At past CIES annual conferences, few presentations have been devoted to the teaching of comparative education. This is surprising given that the future of the field rests, in part, on how we train comparativists. What methods and materials are used in the teaching of comparative education? What are the essential topics to be covered? This panel will discuss such topics and consider a proposal for a new Special Interest Group devoted to teaching comparative education. It will describe CIECAP (Comparative and International Education Course Archive Project), which has become a web-based resource of comparative education outlines from universities throughout the world hosted since 2003 by Loyola University Chicago, and CEIMA (Comparative Education Instructional Materials Archive), launched in 2006 at Bowling Green State University, which is an electronic website for the gathering and sharing of teaching resources among comparative educators. This panel will offer comparativists a forum for discussing both comparative education’s place in the social foundations of education and the contours and trends of the field as defined by course syllabi, teaching materials, and graduate programs worldwide.
Title: The Comparative and International Education Course Archive Project: Discerning World-wide Trends in the Teaching of Comparative Education

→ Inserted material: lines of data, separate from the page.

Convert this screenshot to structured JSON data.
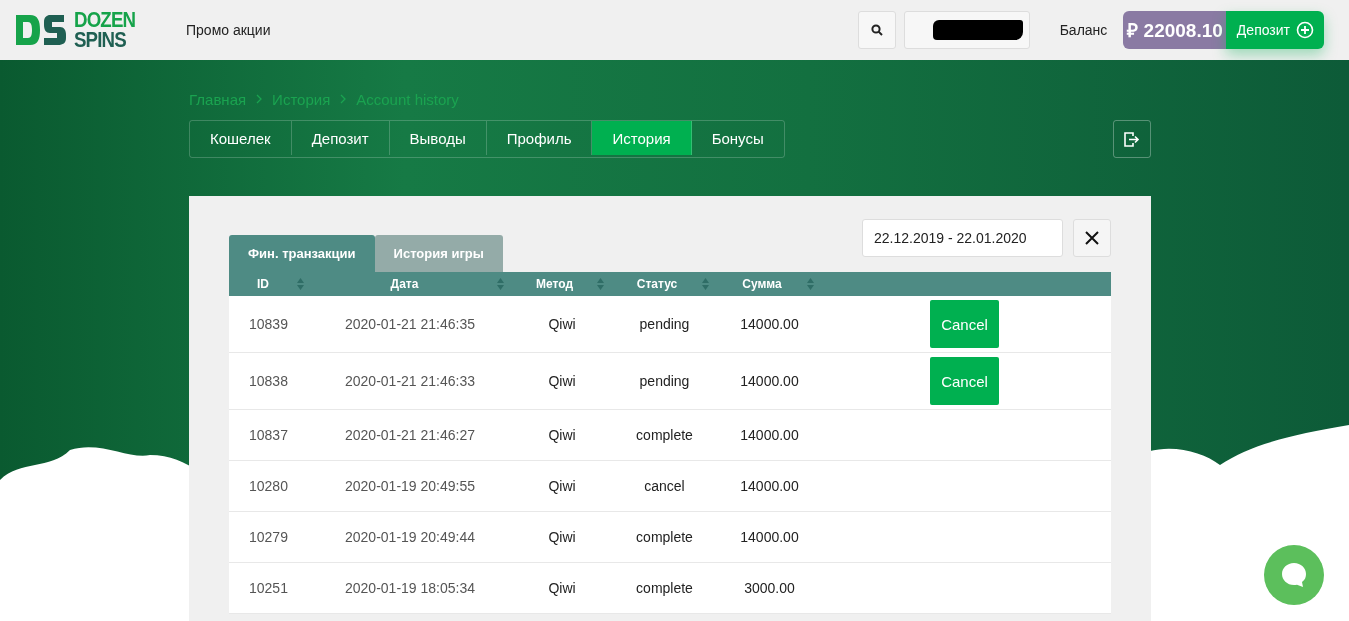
{
  "header": {
    "logo": {
      "line_1": "DOZEN",
      "line_2": "SPINS"
    },
    "nav_link": "Промо акции",
    "balance_label": "Баланс",
    "balance_amount": "₽ 22008.10",
    "deposit_button": "Депозит"
  },
  "breadcrumbs": [
    "Главная",
    "История",
    "Account history"
  ],
  "account_tabs": [
    {
      "label": "Кошелек",
      "selected": false
    },
    {
      "label": "Депозит",
      "selected": false
    },
    {
      "label": "Выводы",
      "selected": false
    },
    {
      "label": "Профиль",
      "selected": false
    },
    {
      "label": "История",
      "selected": true
    },
    {
      "label": "Бонусы",
      "selected": false
    }
  ],
  "history_tabs": [
    {
      "label": "Фин. транзакции",
      "selected": true
    },
    {
      "label": "История игры",
      "selected": false
    }
  ],
  "date_range": {
    "value": "22.12.2019 - 22.01.2020"
  },
  "table": {
    "columns": [
      "ID",
      "Дата",
      "Метод",
      "Статус",
      "Сумма"
    ],
    "rows": [
      {
        "id": "10839",
        "date": "2020-01-21 21:46:35",
        "method": "Qiwi",
        "status": "pending",
        "amount": "14000.00",
        "action": "Cancel"
      },
      {
        "id": "10838",
        "date": "2020-01-21 21:46:33",
        "method": "Qiwi",
        "status": "pending",
        "amount": "14000.00",
        "action": "Cancel"
      },
      {
        "id": "10837",
        "date": "2020-01-21 21:46:27",
        "method": "Qiwi",
        "status": "complete",
        "amount": "14000.00"
      },
      {
        "id": "10280",
        "date": "2020-01-19 20:49:55",
        "method": "Qiwi",
        "status": "cancel",
        "amount": "14000.00"
      },
      {
        "id": "10279",
        "date": "2020-01-19 20:49:44",
        "method": "Qiwi",
        "status": "complete",
        "amount": "14000.00"
      },
      {
        "id": "10251",
        "date": "2020-01-19 18:05:34",
        "method": "Qiwi",
        "status": "complete",
        "amount": "3000.00"
      }
    ]
  }
}
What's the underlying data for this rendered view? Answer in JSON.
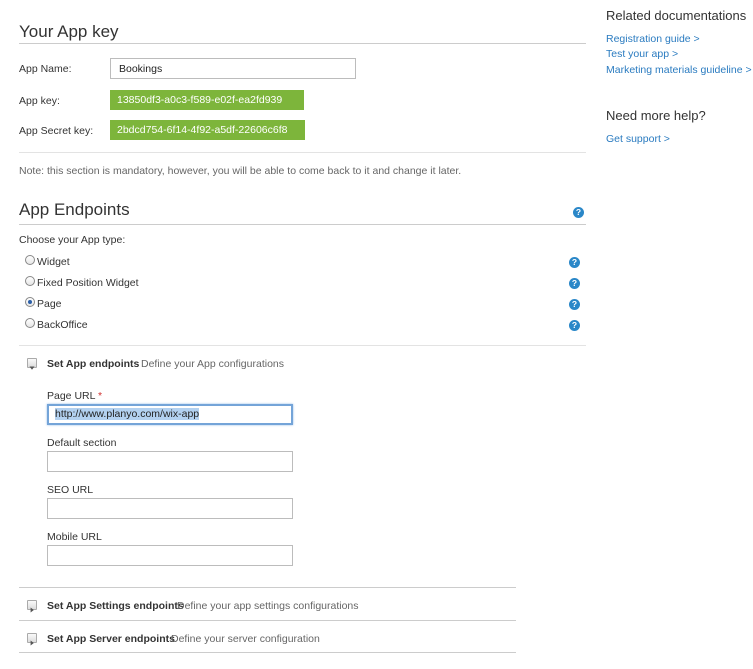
{
  "app_key_section": {
    "title": "Your App key",
    "app_name_label": "App Name:",
    "app_name_value": "Bookings",
    "app_key_label": "App key:",
    "app_key_value": "13850df3-a0c3-f589-e02f-ea2fd939",
    "app_secret_label": "App Secret key:",
    "app_secret_value": "2bdcd754-6f14-4f92-a5df-22606c6f8",
    "note": "Note: this section is mandatory, however, you will be able to come back to it and change it later."
  },
  "endpoints_section": {
    "title": "App Endpoints",
    "choose_label": "Choose your App type:",
    "app_types": [
      {
        "label": "Widget",
        "selected": false
      },
      {
        "label": "Fixed Position Widget",
        "selected": false
      },
      {
        "label": "Page",
        "selected": true
      },
      {
        "label": "BackOffice",
        "selected": false
      }
    ],
    "set_app_endpoints": {
      "title": "Set App endpoints",
      "description": "Define your App configurations",
      "expanded": true,
      "page_url_label": "Page URL",
      "required_mark": "*",
      "page_url_value": "http://www.planyo.com/wix-app",
      "default_section_label": "Default section",
      "default_section_value": "",
      "seo_url_label": "SEO URL",
      "seo_url_value": "",
      "mobile_url_label": "Mobile URL",
      "mobile_url_value": ""
    },
    "set_settings_endpoints": {
      "title": "Set App Settings endpoints",
      "description": "Define your app settings configurations",
      "expanded": false
    },
    "set_server_endpoints": {
      "title": "Set App Server endpoints",
      "description": "Define your server configuration",
      "expanded": false
    }
  },
  "sidebar": {
    "related_title": "Related documentations",
    "links": [
      "Registration guide >",
      "Test your app >",
      "Marketing materials guideline >"
    ],
    "help_title": "Need more help?",
    "support_link": "Get support >"
  },
  "icons": {
    "help": "?",
    "collapse": "triangle-down-icon",
    "expand": "triangle-right-icon"
  },
  "colors": {
    "key_bg": "#7db53b",
    "link": "#2a7bc0",
    "help_icon": "#2a87c8"
  }
}
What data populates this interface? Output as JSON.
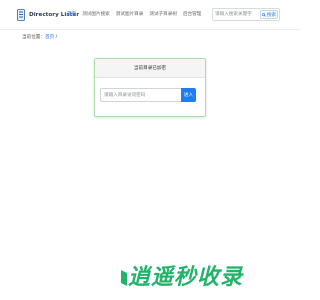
{
  "header": {
    "logo_text": "Directory Lister",
    "nav": [
      {
        "label": "首页",
        "active": true
      },
      {
        "label": "测试图片搜索",
        "active": false
      },
      {
        "label": "测试图片目录",
        "active": false
      },
      {
        "label": "测试子目录树",
        "active": false
      },
      {
        "label": "后台管理",
        "active": false
      }
    ],
    "search": {
      "placeholder": "请输入搜索关键字",
      "button_label": "搜索"
    }
  },
  "breadcrumb": {
    "prefix": "当前位置：",
    "home": "首页",
    "separator": "/"
  },
  "panel": {
    "title": "当前目录已加密",
    "password_placeholder": "请输入目录访问密码",
    "submit_label": "进入"
  },
  "watermark": {
    "text": "逍遥秒收录"
  },
  "colors": {
    "accent": "#2f7ff7",
    "button": "#1f7cf3",
    "panel_border": "#a9dca9",
    "watermark": "#22b36a"
  }
}
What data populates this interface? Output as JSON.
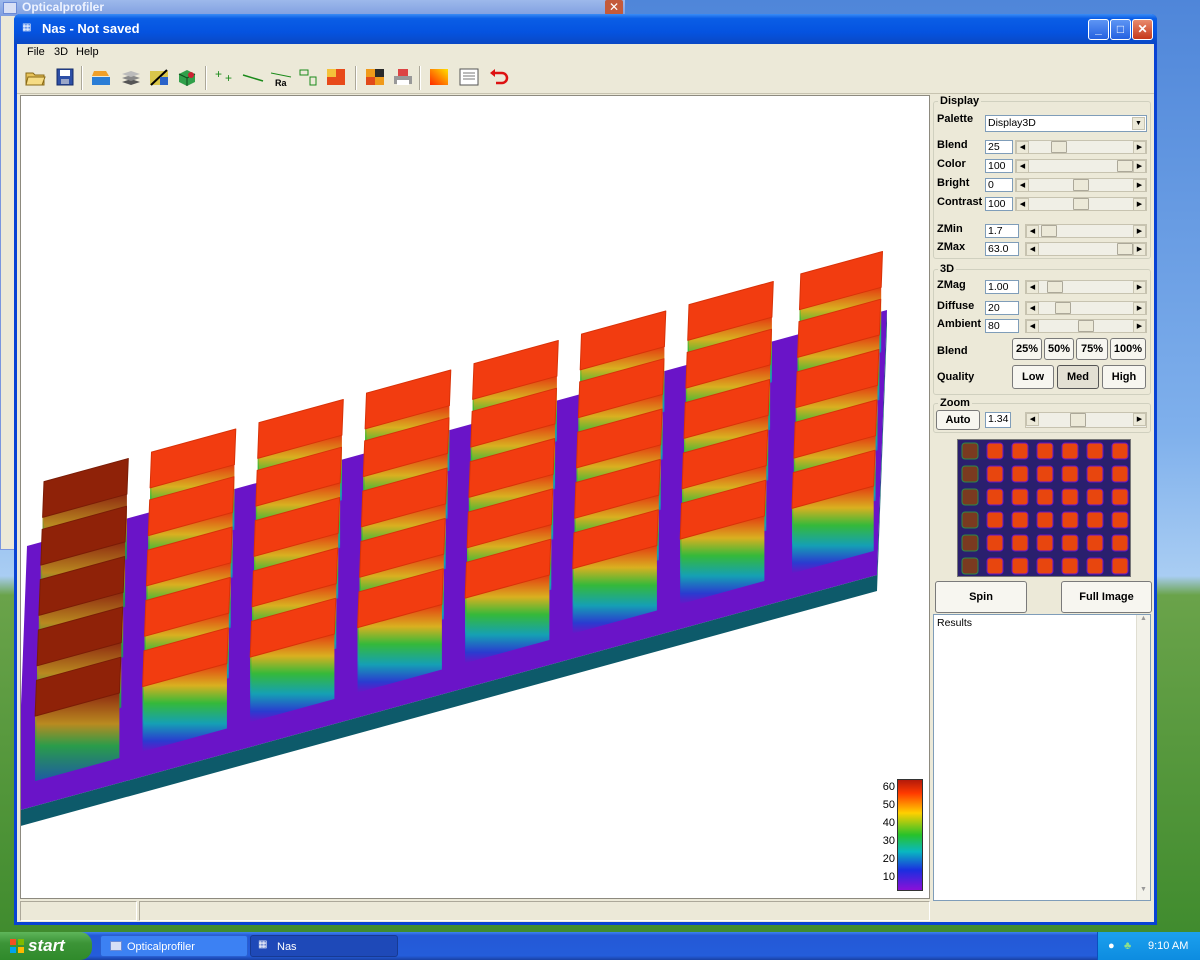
{
  "background_window": {
    "title": "Opticalprofiler"
  },
  "window": {
    "title": "Nas - Not saved"
  },
  "menu": [
    "File",
    "3D",
    "Help"
  ],
  "display": {
    "legend": "Display",
    "palette_label": "Palette",
    "palette_value": "Display3D",
    "blend_label": "Blend",
    "blend_value": "25",
    "blend_level": 0.25,
    "color_label": "Color",
    "color_value": "100",
    "color_level": 1.0,
    "bright_label": "Bright",
    "bright_value": "0",
    "bright_level": 0.5,
    "contrast_label": "Contrast",
    "contrast_value": "100",
    "contrast_level": 0.5,
    "zmin_label": "ZMin",
    "zmin_value": "1.7",
    "zmin_level": 0.03,
    "zmax_label": "ZMax",
    "zmax_value": "63.0",
    "zmax_level": 1.0
  },
  "three_d": {
    "legend": "3D",
    "zmag_label": "ZMag",
    "zmag_value": "1.00",
    "zmag_level": 0.1,
    "diffuse_label": "Diffuse",
    "diffuse_value": "20",
    "diffuse_level": 0.2,
    "ambient_label": "Ambient",
    "ambient_value": "80",
    "ambient_level": 0.5,
    "blend_label": "Blend",
    "blend_buttons": [
      "25%",
      "50%",
      "75%",
      "100%"
    ],
    "quality_label": "Quality",
    "quality_buttons": [
      "Low",
      "Med",
      "High"
    ],
    "quality_selected": "Med"
  },
  "zoom": {
    "legend": "Zoom",
    "auto_label": "Auto",
    "value": "1.34",
    "level": 0.4
  },
  "spin_label": "Spin",
  "full_image_label": "Full Image",
  "results_label": "Results",
  "colorbar": {
    "ticks": [
      "60",
      "50",
      "40",
      "30",
      "20",
      "10"
    ]
  },
  "taskbar": {
    "start_label": "start",
    "tasks": [
      "Opticalprofiler",
      "Nas"
    ],
    "clock": "9:10 AM"
  },
  "icons": [
    "open-folder-icon",
    "save-icon",
    "layer-icon",
    "stack-icon",
    "wand-icon",
    "cube-icon",
    "points-icon",
    "line-icon",
    "roughness-icon",
    "step-icon",
    "region-icon",
    "split-icon",
    "print-icon",
    "palette-icon",
    "report-icon",
    "undo-icon"
  ],
  "colors": {
    "accent": "#0553e0",
    "plateau": "#f23c10",
    "base": "#6a14c8"
  }
}
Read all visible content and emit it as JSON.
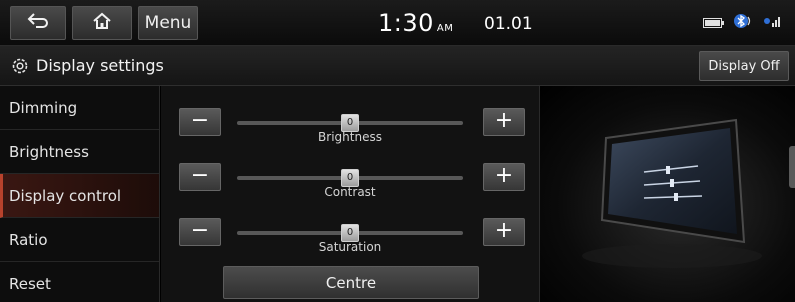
{
  "topbar": {
    "menu_label": "Menu",
    "time": "1:30",
    "ampm": "AM",
    "date": "01.01",
    "icons": [
      "back-icon",
      "home-icon",
      "battery-icon",
      "bluetooth-icon",
      "signal-icon"
    ]
  },
  "titlebar": {
    "title": "Display settings",
    "display_off_label": "Display Off",
    "icon": "gear-icon"
  },
  "sidebar": {
    "items": [
      {
        "label": "Dimming"
      },
      {
        "label": "Brightness"
      },
      {
        "label": "Display control"
      },
      {
        "label": "Ratio"
      },
      {
        "label": "Reset"
      }
    ],
    "active_index": 2
  },
  "controls": {
    "sliders": [
      {
        "label": "Brightness",
        "value": "0",
        "level": 0.5
      },
      {
        "label": "Contrast",
        "value": "0",
        "level": 0.5
      },
      {
        "label": "Saturation",
        "value": "0",
        "level": 0.5
      }
    ],
    "minus_symbol": "−",
    "plus_symbol": "+",
    "centre_label": "Centre"
  },
  "colors": {
    "accent": "#b8422c",
    "background": "#000000"
  }
}
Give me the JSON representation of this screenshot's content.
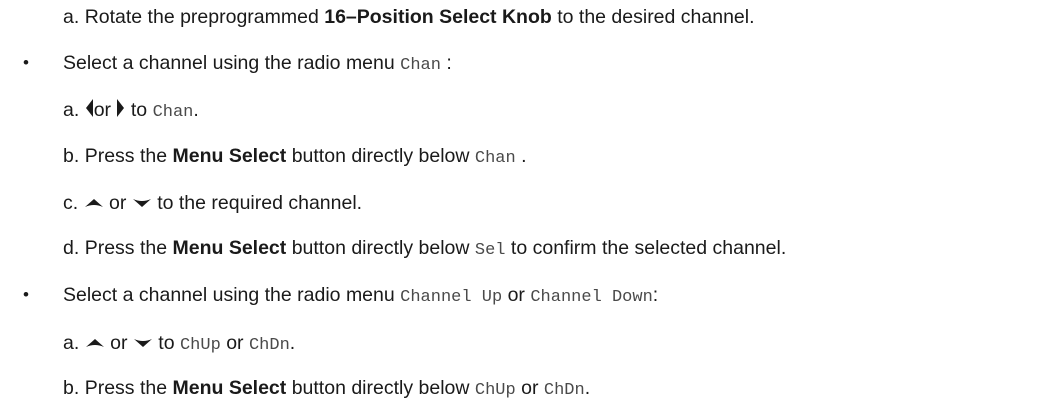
{
  "steps": {
    "knob": {
      "marker": "a.",
      "t1": "Rotate the preprogrammed ",
      "bold": "16–Position Select Knob",
      "t2": " to the desired channel."
    },
    "chan": {
      "bullet": "•",
      "t1": "Select a channel using the radio menu ",
      "code": "Chan",
      "t2": " :",
      "a": {
        "marker": "a.",
        "or": "or",
        "t1": " to ",
        "code": "Chan",
        "t2": "."
      },
      "b": {
        "marker": "b.",
        "t1": "Press the ",
        "bold": "Menu Select",
        "t2": " button directly below ",
        "code": "Chan",
        "t3": " ."
      },
      "c": {
        "marker": "c.",
        "or": " or ",
        "t1": " to the required channel."
      },
      "d": {
        "marker": "d.",
        "t1": "Press the ",
        "bold": "Menu Select",
        "t2": " button directly below ",
        "code": "Sel",
        "t3": " to confirm the selected channel."
      }
    },
    "updown": {
      "bullet": "•",
      "t1": "Select a channel using the radio menu ",
      "code1": "Channel Up",
      "or": " or ",
      "code2": "Channel Down",
      "t2": ":",
      "a": {
        "marker": "a.",
        "or1": " or ",
        "t1": " to ",
        "code1": "ChUp",
        "or2": " or ",
        "code2": "ChDn",
        "t2": "."
      },
      "b": {
        "marker": "b.",
        "t1": "Press the ",
        "bold": "Menu Select",
        "t2": " button directly below ",
        "code1": "ChUp",
        "or": " or ",
        "code2": "ChDn",
        "t3": "."
      }
    }
  },
  "icons": {
    "left": "left-arrow-icon",
    "right": "right-arrow-icon",
    "up": "up-arrow-icon",
    "down": "down-arrow-icon"
  }
}
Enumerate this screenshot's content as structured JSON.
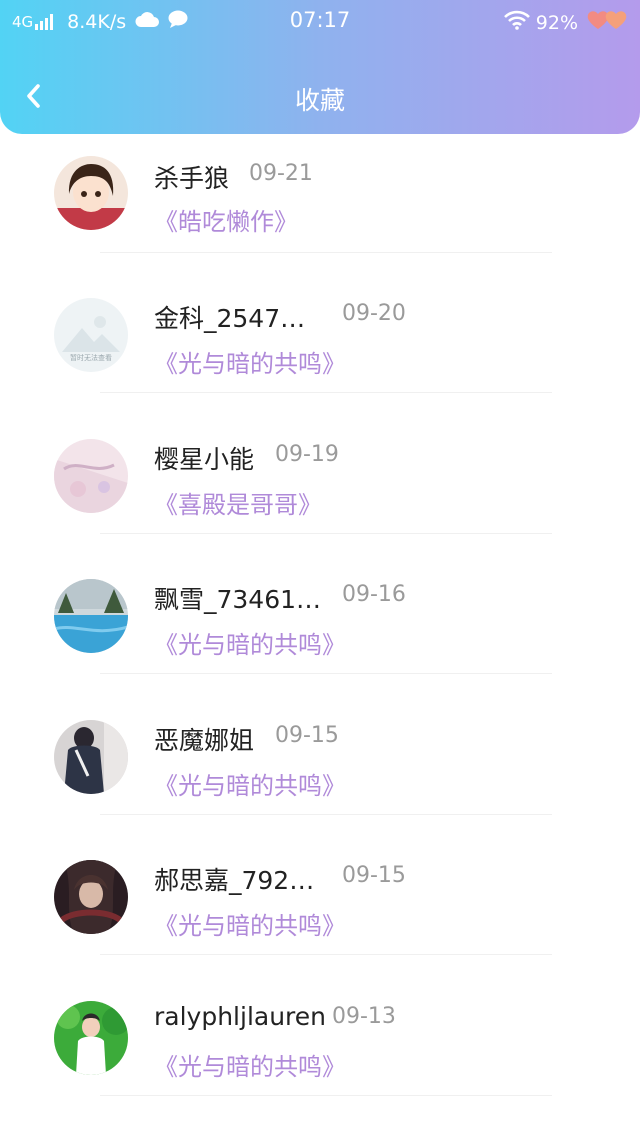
{
  "status_bar": {
    "network": "4G",
    "speed": "8.4K/s",
    "time": "07:17",
    "battery": "92%"
  },
  "nav": {
    "title": "收藏",
    "back_icon": "chevron-left-icon"
  },
  "items": [
    {
      "name": "杀手狼",
      "date": "09-21",
      "title": "《皓吃懒作》"
    },
    {
      "name": "金科_2547…",
      "date": "09-20",
      "title": "《光与暗的共鸣》",
      "avatar_text": "暂时无法查看"
    },
    {
      "name": "樱星小能",
      "date": "09-19",
      "title": "《喜殿是哥哥》"
    },
    {
      "name": "飘雪_73461…",
      "date": "09-16",
      "title": "《光与暗的共鸣》"
    },
    {
      "name": "恶魔娜姐",
      "date": "09-15",
      "title": "《光与暗的共鸣》"
    },
    {
      "name": "郝思嘉_792…",
      "date": "09-15",
      "title": "《光与暗的共鸣》"
    },
    {
      "name": "ralyphljlauren",
      "date": "09-13",
      "title": "《光与暗的共鸣》"
    }
  ],
  "colors": {
    "header_gradient_start": "#52d3f4",
    "header_gradient_end": "#b49bec",
    "book_title": "#b08ad9",
    "date": "#9a9a9a"
  }
}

In the first issue of Comparative Education Review in June, 1957, George Z. F. Bereday speculated that, Professors using textbooks in comparative education are probably divided into two classes: those who like a comprehensive and systematic treatment, and like to arrange their courses to follow such a treatment; and those who consider textbooks as supplementary reading and are more interested in particular presentations than in comprehensiveness. (p. 3) Is this still the case? Similarly, in 1963, Bereday offered readers the chance to analyze the syllabus for what was likely the first comparative education course ever taught, James Russell’s “Comparative Study of Educational Systems” taught at Teacher’s College during the 1899-1900 school year. How do comparative education syllabi differ today? The Center for Comparative Education at Loyola University Chicago sought to answer these questions when it launched the Comparative and International Education Course Archive Project (CIECAP) in 2003.
This paper will present the results of two CIECAP initiatives. First, we will offer an analysis of comparative education syllabi. Our analysis will consider how the theoretical, methodological, and thematic frameworks employed in the teaching of comparative education, as well as the most frequently cited scholars and commonly used texts, have changed over time. Second, we will present the results of the newest CIECAP initiative, a survey of comparative education graduate programs worldwide. Specifically, we will discuss how graduate programs define comparative education, how they prepare comparativists academically, and the settings in which graduates of comparative education programs seek and find employment.
Bereday, G.Z.F. (1963). James Russell’s syllabus of the first academic course in comparative education. Comparative Education Review, 7(2), 189-196.
Bereday, G.Z.F. (1957). A note on textbooks in comparative education. Comparative Education Review, 1(1), 3-4.